Task instructions
Each record must be reproduced exactly as it is shown.
---
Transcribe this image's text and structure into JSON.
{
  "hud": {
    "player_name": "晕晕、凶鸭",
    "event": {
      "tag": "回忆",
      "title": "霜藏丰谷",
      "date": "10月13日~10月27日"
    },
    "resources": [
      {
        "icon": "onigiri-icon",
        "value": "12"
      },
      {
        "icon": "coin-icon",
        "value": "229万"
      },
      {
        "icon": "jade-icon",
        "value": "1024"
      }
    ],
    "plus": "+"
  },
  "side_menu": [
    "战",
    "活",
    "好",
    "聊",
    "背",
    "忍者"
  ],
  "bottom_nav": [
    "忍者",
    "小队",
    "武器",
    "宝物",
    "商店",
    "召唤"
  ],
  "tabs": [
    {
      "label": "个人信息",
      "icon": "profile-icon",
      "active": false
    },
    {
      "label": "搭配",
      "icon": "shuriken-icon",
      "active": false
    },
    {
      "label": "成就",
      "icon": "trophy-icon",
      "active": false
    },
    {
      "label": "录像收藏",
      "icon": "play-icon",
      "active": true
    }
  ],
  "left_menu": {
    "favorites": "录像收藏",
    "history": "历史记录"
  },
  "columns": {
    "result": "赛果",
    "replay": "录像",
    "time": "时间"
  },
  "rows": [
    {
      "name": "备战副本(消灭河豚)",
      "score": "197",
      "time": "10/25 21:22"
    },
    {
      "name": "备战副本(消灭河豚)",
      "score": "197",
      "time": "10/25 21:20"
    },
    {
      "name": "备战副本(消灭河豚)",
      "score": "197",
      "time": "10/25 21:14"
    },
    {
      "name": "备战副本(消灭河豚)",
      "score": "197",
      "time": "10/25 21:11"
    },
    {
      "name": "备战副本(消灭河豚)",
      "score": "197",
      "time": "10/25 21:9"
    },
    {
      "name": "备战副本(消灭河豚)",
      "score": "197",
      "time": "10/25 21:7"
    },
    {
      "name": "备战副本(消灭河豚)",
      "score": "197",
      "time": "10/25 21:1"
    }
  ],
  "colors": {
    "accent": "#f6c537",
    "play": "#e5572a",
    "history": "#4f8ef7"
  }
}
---
Solution
Transcribe this image's text and structure into JSON.
{
  "hud": {
    "player_name": "晕晕、凶鸭",
    "event": {
      "tag": "回忆",
      "title": "霜藏丰谷",
      "date": "10月13日~10月27日"
    },
    "resources": [
      {
        "icon": "onigiri-icon",
        "value": "12"
      },
      {
        "icon": "coin-icon",
        "value": "229万"
      },
      {
        "icon": "jade-icon",
        "value": "1024"
      }
    ],
    "plus": "+"
  },
  "side_menu": [
    "战",
    "活",
    "好",
    "聊",
    "背",
    "忍者"
  ],
  "bottom_nav": [
    "忍者",
    "小队",
    "武器",
    "宝物",
    "商店",
    "召唤"
  ],
  "tabs": [
    {
      "label": "个人信息",
      "icon": "profile-icon",
      "active": false
    },
    {
      "label": "搭配",
      "icon": "shuriken-icon",
      "active": false
    },
    {
      "label": "成就",
      "icon": "trophy-icon",
      "active": false
    },
    {
      "label": "录像收藏",
      "icon": "play-icon",
      "active": true
    }
  ],
  "left_menu": {
    "favorites": "录像收藏",
    "history": "历史记录"
  },
  "columns": {
    "result": "赛果",
    "replay": "录像",
    "time": "时间"
  },
  "rows": [
    {
      "name": "备战副本(消灭河豚)",
      "score": "197",
      "time": "10/25 21:22"
    },
    {
      "name": "备战副本(消灭河豚)",
      "score": "197",
      "time": "10/25 21:20"
    },
    {
      "name": "备战副本(消灭河豚)",
      "score": "197",
      "time": "10/25 21:14"
    },
    {
      "name": "备战副本(消灭河豚)",
      "score": "197",
      "time": "10/25 21:11"
    },
    {
      "name": "备战副本(消灭河豚)",
      "score": "197",
      "time": "10/25 21:9"
    },
    {
      "name": "备战副本(消灭河豚)",
      "score": "197",
      "time": "10/25 21:7"
    },
    {
      "name": "备战副本(消灭河豚)",
      "score": "197",
      "time": "10/25 21:1"
    }
  ],
  "colors": {
    "accent": "#f6c537",
    "play": "#e5572a",
    "history": "#4f8ef7"
  }
}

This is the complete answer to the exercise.